Customers are the heart of every business. It’s the customer who decides whether or not a company survives, nay thrives. Recommending to listen and iterate on customer feedback is at the heart of every VC’s/thought leader’s content strategy.
If you think of a content marketing tool—or any other vertical tool/offering—the audience is quite clear. What would make content marketers use our tool more? What would make them happier? You can segment further and ask what would rejoice content marketers who already use our tool or content marketers with a 10K budget make the switch to our tool?
In the case of user generated tools, that advice gets a little murky. User generated software by their nature, have a more diverse audience than any other software out there. It offers primitives so anyone can build what they want and expand on its functionality.

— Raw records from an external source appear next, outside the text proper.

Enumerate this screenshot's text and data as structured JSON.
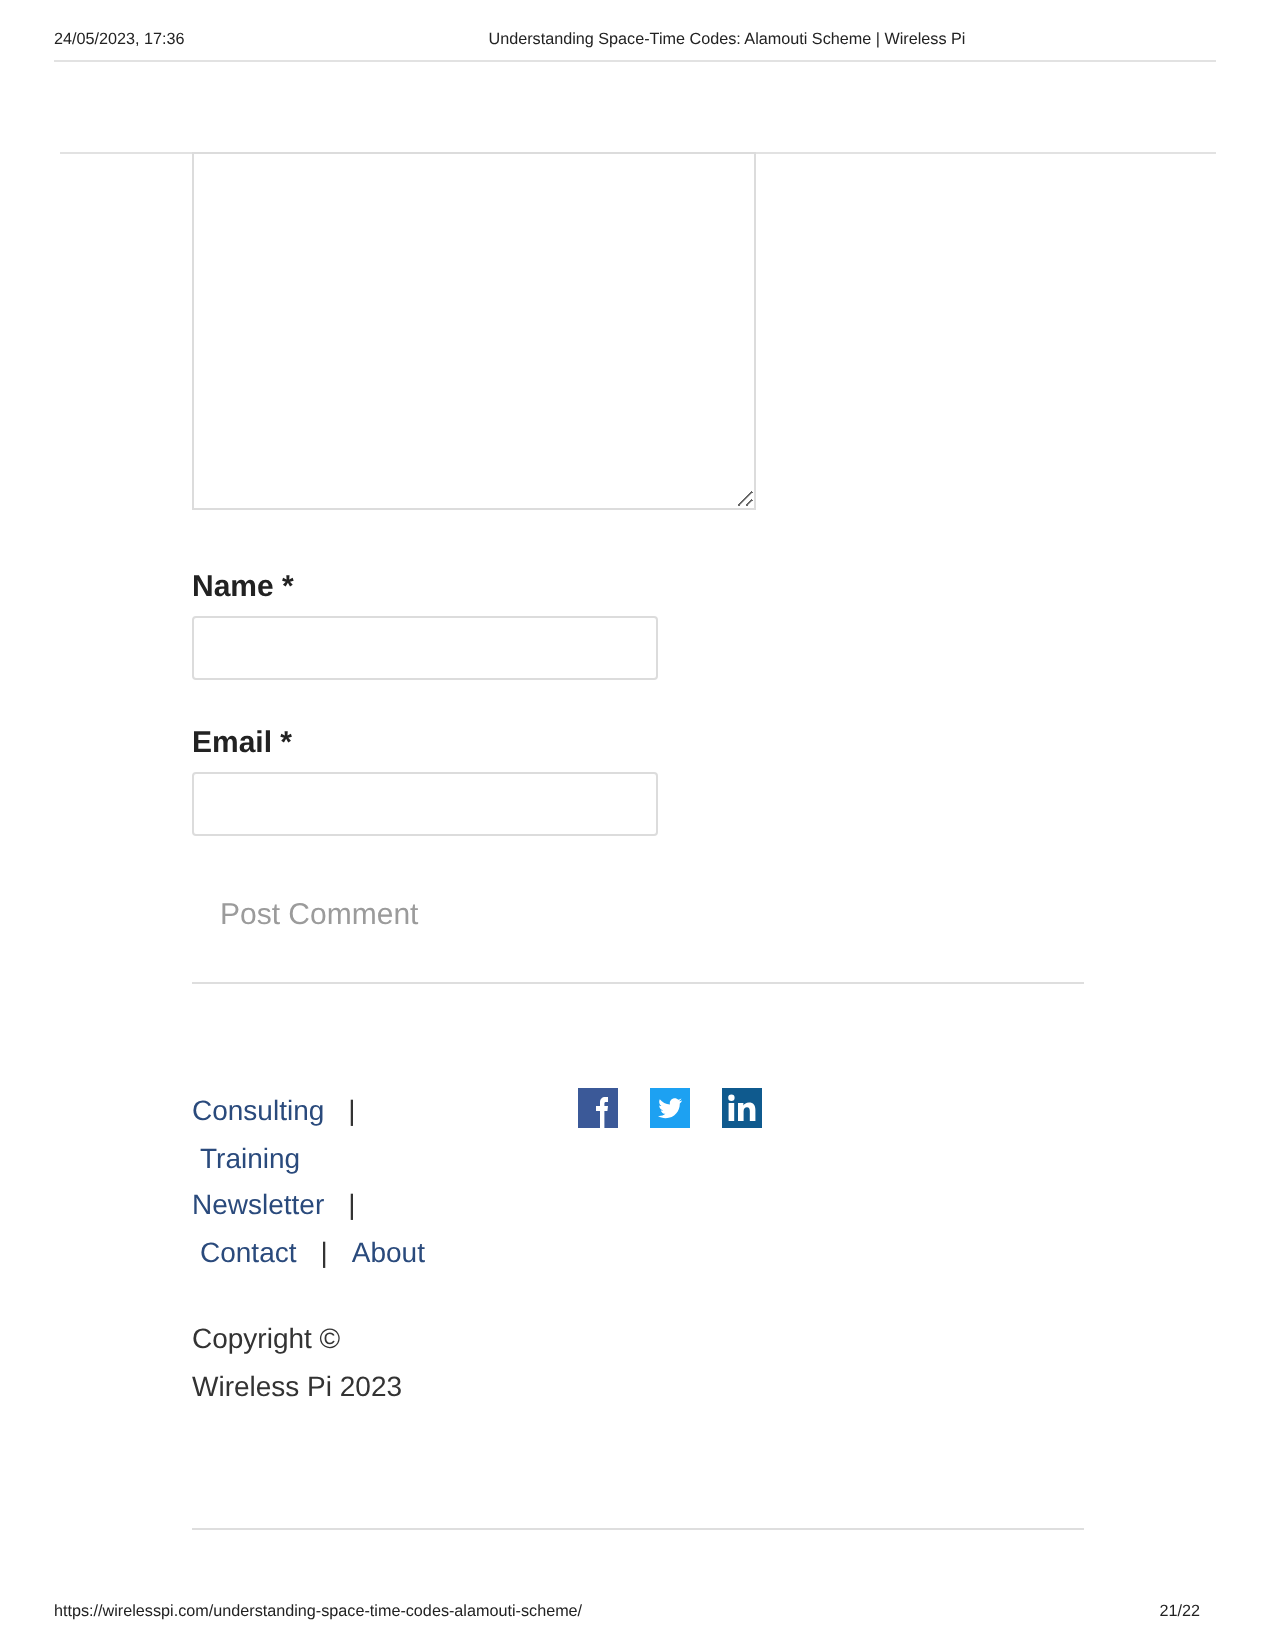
{
  "print_header": {
    "date": "24/05/2023, 17:36",
    "title": "Understanding Space-Time Codes: Alamouti Scheme | Wireless Pi"
  },
  "comment_form": {
    "fields": [
      {
        "kind": "textarea"
      },
      {
        "kind": "input",
        "label": "Name *"
      },
      {
        "kind": "input",
        "label": "Email *"
      }
    ],
    "submit_button": "Post Comment"
  },
  "footer": {
    "link_groups": [
      {
        "items": [
          {
            "kind": "link",
            "text": "Consulting"
          },
          {
            "kind": "separator",
            "text": "|"
          },
          {
            "kind": "link",
            "text": "Training"
          }
        ]
      },
      {
        "items": [
          {
            "kind": "link",
            "text": "Newsletter"
          },
          {
            "kind": "separator",
            "text": "|"
          },
          {
            "kind": "link",
            "text": "Contact"
          },
          {
            "kind": "separator",
            "text": "|"
          },
          {
            "kind": "link",
            "text": "About"
          }
        ]
      }
    ],
    "copyright": "Copyright © Wireless Pi 2023"
  },
  "print_footer": {
    "url": "https://wirelesspi.com/understanding-space-time-codes-alamouti-scheme/",
    "page": "21/22"
  }
}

And who they should build for can be unclear and vary wildly. In the early days, it’s unclear what benefit anyone gets from the platform. Put yourself in the shoes of the early days of Zapier with a few connections built out—what’s next? Focus on making those connections deeper or increase the number of connections offered? What about adding native logic? Zapier opted for the former and built out thousands of connections in the following years.
Logic within Zapier was therefore deprioritized. It took roughly 5 years to launch Paths
(conditional logic) despite that being at the top of every user’s wishlist! That “delay” was a conscious decision from Zapier to prioritize some users—folks who wanted more connections—over others—power users who needed logic in their flows. It’s not only about prioritizing features for different proficiency levels: Zapier may have had to prioritize connections in a vertical over another, Zapier apps vs native apps etc.
Multiply these trade offs amongst a very large group of folks, add in the complexity of building primitives
, and you’ve got a recipe for a frustrated user base, all asking themselves why their features aren’t being prioritized.
This discontent should not however make you feel powerless! I’d even go so far as to say that the most value you can bring as a user to a platform is your passionate voice about what they should build. But remember that your voice is one among many and that the way to be heard is by being persuasive, passionate and understanding!
This train of thought is brought to you by Matthew Cassinelli who has been arguing of the importance of mobile for prosumer tools (including Airtable) for years even if it would mean that we no longer used his Siri shortcuts
(his area of expertise)! Those types of passionate but reasoned pleas are exactly what gets platforms to budge (having a huge budget helps also, so I’ve heard).
I’ll end by saying that I am here for all of your complaints. Not because I have any influence on Airtable’s or any other tool’s roadmap but as a power user, I feel your pain and I like commiserating with you all.